The Richmond Ballet’s large-scale production of the timeless fairy tale, The Sleeping Beauty, staged by Malcolm Burn is simply beautiful. From the classical choreography by Marius Petipa, with additions by Burn, paired with the music of Peter Ilyich Tchaikovsky to the stunning technical execution by the dancers to the elegant three-dimensional set by Michael Eagan, The Sleeping Beauty is a masterful piece of theater. The music is played live by The Richmond Symphony under the direction of Resident Conductor Erin Freeman.
The work, onstage at The Carpenter Theatre at Dominion Energy Center for one weekend only, features company members Cody Beaton as Princess Aurora, Marty Davis as Prince Florimund, Lauren Archer as The Fairy of the Lilac (Wisdom), and Mate Szentes as her Cavalier.
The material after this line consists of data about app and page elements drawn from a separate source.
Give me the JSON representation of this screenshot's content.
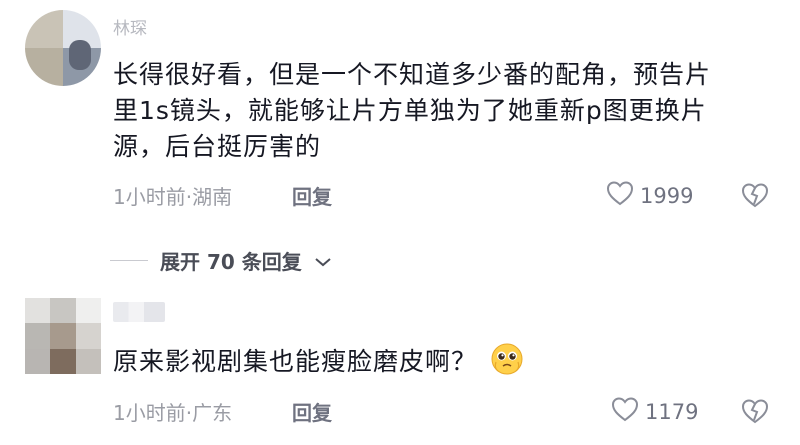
{
  "comments": [
    {
      "username": "林琛",
      "text_line1": "长得很好看，但是一个不知道多少番的配角，预告片",
      "text_line2": "里1s镜头，就能够让片方单独为了她重新p图更换片",
      "text_line3": "源，后台挺厉害的",
      "time_location": "1小时前·湖南",
      "reply_label": "回复",
      "likes": "1999"
    },
    {
      "username": "",
      "text": "原来影视剧集也能瘦脸磨皮啊？",
      "time_location": "1小时前·广东",
      "reply_label": "回复",
      "likes": "1179"
    }
  ],
  "expand_replies": "展开 70 条回复",
  "icons": {
    "like": "heart-outline-icon",
    "dislike": "broken-heart-icon",
    "expand": "chevron-down-icon",
    "emoji": "pleading-face-emoji"
  },
  "colors": {
    "text": "#161823",
    "meta": "#9a9ca4",
    "action": "#6f7280"
  }
}
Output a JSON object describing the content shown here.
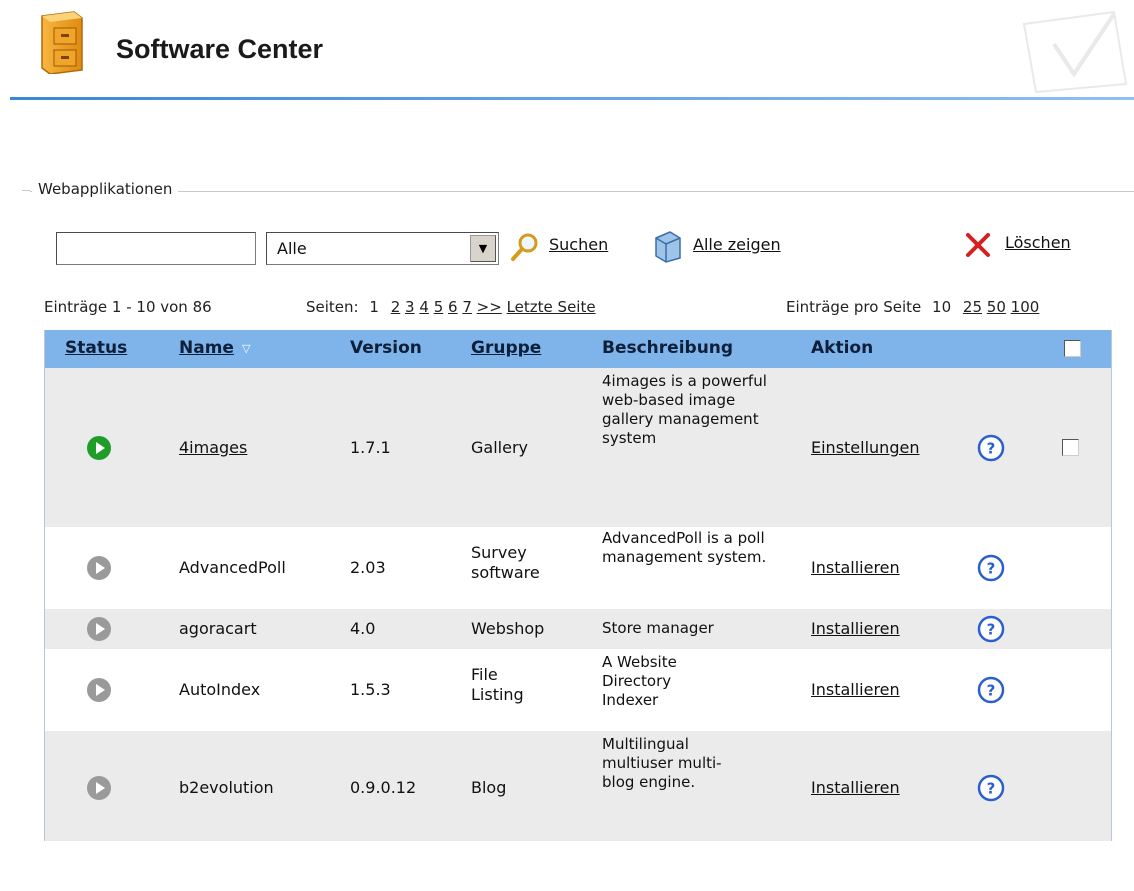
{
  "header": {
    "title": "Software Center"
  },
  "fieldset": {
    "legend": "Webapplikationen"
  },
  "toolbar": {
    "search_value": "",
    "group_selected": "Alle",
    "search_label": "Suchen",
    "show_all_label": "Alle zeigen",
    "delete_label": "Löschen"
  },
  "pager": {
    "entries_label": "Einträge 1 - 10 von 86",
    "pages_label": "Seiten:",
    "pages": [
      "1",
      "2",
      "3",
      "4",
      "5",
      "6",
      "7",
      ">>"
    ],
    "last_page_label": "Letzte Seite",
    "per_page_label": "Einträge pro Seite",
    "per_page_options": [
      "10",
      "25",
      "50",
      "100"
    ]
  },
  "table": {
    "headers": {
      "status": "Status",
      "name": "Name",
      "version": "Version",
      "group": "Gruppe",
      "description": "Beschreibung",
      "action": "Aktion"
    },
    "rows": [
      {
        "status": "active",
        "name": "4images",
        "version": "1.7.1",
        "group": "Gallery",
        "description": "4images is a powerful web-based image gallery management system",
        "action": "Einstellungen"
      },
      {
        "status": "inactive",
        "name": "AdvancedPoll",
        "version": "2.03",
        "group": "Survey software",
        "description": "AdvancedPoll is a poll management system.",
        "action": "Installieren"
      },
      {
        "status": "inactive",
        "name": "agoracart",
        "version": "4.0",
        "group": "Webshop",
        "description": "Store manager",
        "action": "Installieren"
      },
      {
        "status": "inactive",
        "name": "AutoIndex",
        "version": "1.5.3",
        "group": "File Listing",
        "description": "A Website Directory Indexer",
        "action": "Installieren"
      },
      {
        "status": "inactive",
        "name": "b2evolution",
        "version": "0.9.0.12",
        "group": "Blog",
        "description": "Multilingual multiuser multi-blog engine.",
        "action": "Installieren"
      }
    ]
  },
  "colors": {
    "header_rule": "#3a86d8",
    "table_header_bg": "#7eb4ea",
    "status_active": "#1e9e28",
    "status_inactive": "#9a9a9a",
    "delete_red": "#d42020",
    "help_blue": "#2a5fd0"
  }
}
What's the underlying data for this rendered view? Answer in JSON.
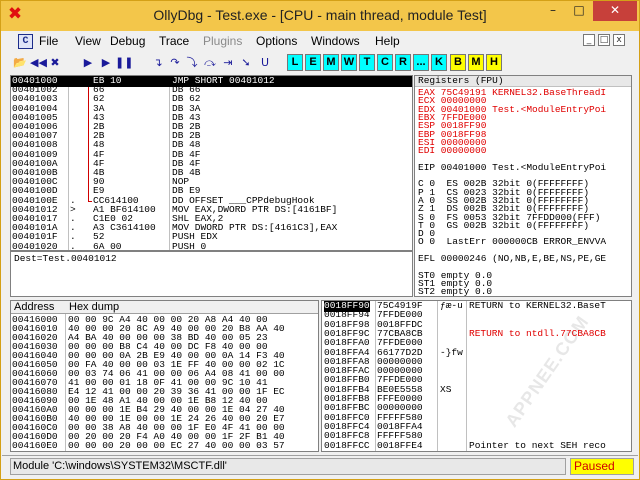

Petite Elena Bello dances the role of Carabosse, the Wicked Fairy, with Peter Elverson as King Florestan and Ballet Master Jerri Kumery in a rare character role as his Queen. Another character role, that of The Nurse, is filled by faculty member Susan Israel Massey, and Richmond Ballet II member Khaiyom Khojaev is featured as Puss ‘n Boots.
The scale of this production involves just about every company member (Ira White, recovering from an injury, was helping out at the box office on Friday night, and Maggie Small was absent recovering from a recent injury) as well as members of Richmond Ballet II, the Richmond Ballet Trainees, and students from the School of Richmond Ballet along with students from the Ballet’s Minds in Motion outreach program. Imagine the sheer power generated by twenty or thirty dancing bodies or more sharing the same stage.
The Sleeping Beauty is Tchaikovsky’s longest ballet, running nearly 4 hours, with intermissions, when performed full length – including a prologue and three acts. The Richmond Ballet production has been pared down to two acts and runs two hours, including one intermission. If that is still too long for the youngest members of the audience, they might be kept interested by frequent appearances in the second act of characters such as Puss ‘n Boots and his paramour The White Cat (Abi Goldstein), or Little Red Riding Hood and the Wolf (Savannah George and Thel Moore, III). Even the four little boys who portrayed the Trees – Carter Bush, Oliver Gardner, Hart Isacoff, and Zachary Owen – received an ovation from one gentleman in my row, and I don’t even think he was related to either of them.
The highlight of the ballet remains the Grand Pas de Deux, performed by Cody Beaton and Marty Davis. Beaton brought beauty, grace, resilience, and a touch of humor to Princess Aurora. Davis was technically crisp, noble in demeanor, and confident as Prince Florimund (originally named Prince Désiré) – as he should be after restoring the lovely Princess to life and earning her hand in marriage after a century’s long nap due to the spell cast by Carabosse on Aurora’s 16th birthday. Beaton dances with precise abandon, flinging her torso first to one side then the other, and obvious enjoyment, now leaning forward to watch the play of her arms. The couple makes the simplest choreography, like synchronized little hops backward, look beautiful, and the audience pleasing dips, lifts, and extensions look elegant and easy.
There are far too many dancers and characters to make mention of them all, but I would be remiss not to mention the lovely Eri Nishihara – a first year member of the company, she stands out as a quick, lithe, and powerful dancer in her role as Princess Florine in Act II. Khaiyom Khojaev brought confidence and sass to his role as Puss ‘n Boots, making the most of his featured moments with nuanced tilts of his masked head and eerily authentic feline swipes of his paws – I mean hands. The Sleeping Beauty ballet is a treat for the eyes, ears, and soul.
Julinda D. Lewis is a dancer, teacher, and writer who was born in Brooklyn, NY and now lives in Eastern Henrico County.